But is it really stable? Here is a comment from a visitor:
"I experimented with uranium in the late 1970s. I bought some at a pottery supply company in the Fraser Valley, B.C. It was a coarse black powdery substance said to be depleted. I made a few glaze tests with it. Then I decided to take the glaze tests which had less than 10% of whatever this black powder was, and the bag of the substance I had bought, to the Simon Fraser University radiation lab.
A researcher talked to me.
He held a test instrument up to the glaze test tiles, and to the bag. Without saying anything more he quickly put the test tiles and the bag into plastic, sealed it, and picked it up with tongs and put it behind a lead wall. Then he explained.
He pointed out that he loved being around radioactive substances so much he worked full time with them. But because he was so familiar with radiation, he said, he had learned to be cautious. He said he would never carry a bag emitting as much radiation as the bag I had anywhere near his testicles. (I had walked in with it in my coat pocket). He said even the test glazes had more radiation coming from them than what he would like to have coming from his ceramic dishes. He talked with someone else in the lab, then, looking very dubious, he said I could have my materials back. He didn't think such material should be sold to people who had not studied radiation and how to protect themselves from it. He advised me to make a lead box to keep the material in.
I stopped experimenting with this material. "
A screenshot of a page at William Melmstrom's website handspiral.com (he is in Austin, Texas). He is using uranium oxide to make incredible yellow crystalline glazes. The information is here is very educational and enlightening. And the vases he makes: Wow!

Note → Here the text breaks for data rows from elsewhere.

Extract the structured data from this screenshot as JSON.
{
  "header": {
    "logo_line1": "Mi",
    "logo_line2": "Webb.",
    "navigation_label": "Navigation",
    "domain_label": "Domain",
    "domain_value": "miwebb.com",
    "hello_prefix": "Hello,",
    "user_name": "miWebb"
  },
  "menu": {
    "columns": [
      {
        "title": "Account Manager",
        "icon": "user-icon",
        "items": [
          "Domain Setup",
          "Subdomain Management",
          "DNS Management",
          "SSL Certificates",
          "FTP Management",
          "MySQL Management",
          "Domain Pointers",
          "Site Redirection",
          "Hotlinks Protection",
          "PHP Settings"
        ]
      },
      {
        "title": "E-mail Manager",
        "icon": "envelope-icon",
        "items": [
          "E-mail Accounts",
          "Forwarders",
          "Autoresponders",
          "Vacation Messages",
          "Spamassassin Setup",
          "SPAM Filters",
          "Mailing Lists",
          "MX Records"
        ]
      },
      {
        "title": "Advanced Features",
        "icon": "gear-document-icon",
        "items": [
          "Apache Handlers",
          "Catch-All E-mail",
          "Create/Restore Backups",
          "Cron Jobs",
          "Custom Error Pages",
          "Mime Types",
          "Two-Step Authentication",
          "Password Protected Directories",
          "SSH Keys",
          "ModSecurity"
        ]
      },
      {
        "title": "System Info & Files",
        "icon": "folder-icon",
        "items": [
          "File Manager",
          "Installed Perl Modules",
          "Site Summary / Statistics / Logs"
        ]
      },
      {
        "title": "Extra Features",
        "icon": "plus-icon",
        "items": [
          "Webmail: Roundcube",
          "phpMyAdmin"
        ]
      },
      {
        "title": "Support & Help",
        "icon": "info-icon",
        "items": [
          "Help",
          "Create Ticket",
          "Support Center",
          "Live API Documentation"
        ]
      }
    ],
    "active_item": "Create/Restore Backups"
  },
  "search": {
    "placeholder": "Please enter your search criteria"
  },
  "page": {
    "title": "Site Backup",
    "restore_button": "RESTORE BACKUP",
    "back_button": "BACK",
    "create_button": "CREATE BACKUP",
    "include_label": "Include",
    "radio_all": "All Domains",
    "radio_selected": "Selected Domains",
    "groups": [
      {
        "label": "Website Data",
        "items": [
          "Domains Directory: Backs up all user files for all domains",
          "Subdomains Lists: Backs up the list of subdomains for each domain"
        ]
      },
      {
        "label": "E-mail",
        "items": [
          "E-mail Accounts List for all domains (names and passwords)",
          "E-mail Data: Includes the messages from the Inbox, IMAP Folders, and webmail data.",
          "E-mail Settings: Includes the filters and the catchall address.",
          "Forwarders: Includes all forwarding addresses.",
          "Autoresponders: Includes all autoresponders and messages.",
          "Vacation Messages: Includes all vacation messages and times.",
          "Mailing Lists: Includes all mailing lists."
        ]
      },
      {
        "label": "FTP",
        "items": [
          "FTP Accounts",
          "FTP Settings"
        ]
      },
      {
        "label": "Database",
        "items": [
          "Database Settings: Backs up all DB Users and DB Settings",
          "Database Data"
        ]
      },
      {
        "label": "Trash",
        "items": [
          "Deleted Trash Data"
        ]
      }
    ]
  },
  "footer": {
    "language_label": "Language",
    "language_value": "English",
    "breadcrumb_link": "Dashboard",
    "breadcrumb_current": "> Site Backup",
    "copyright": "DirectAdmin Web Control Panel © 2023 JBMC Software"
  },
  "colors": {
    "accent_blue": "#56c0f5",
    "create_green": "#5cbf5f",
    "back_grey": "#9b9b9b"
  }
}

Out Bound Links
The hazards of these materials in the ceramic industry and process
In Bound Links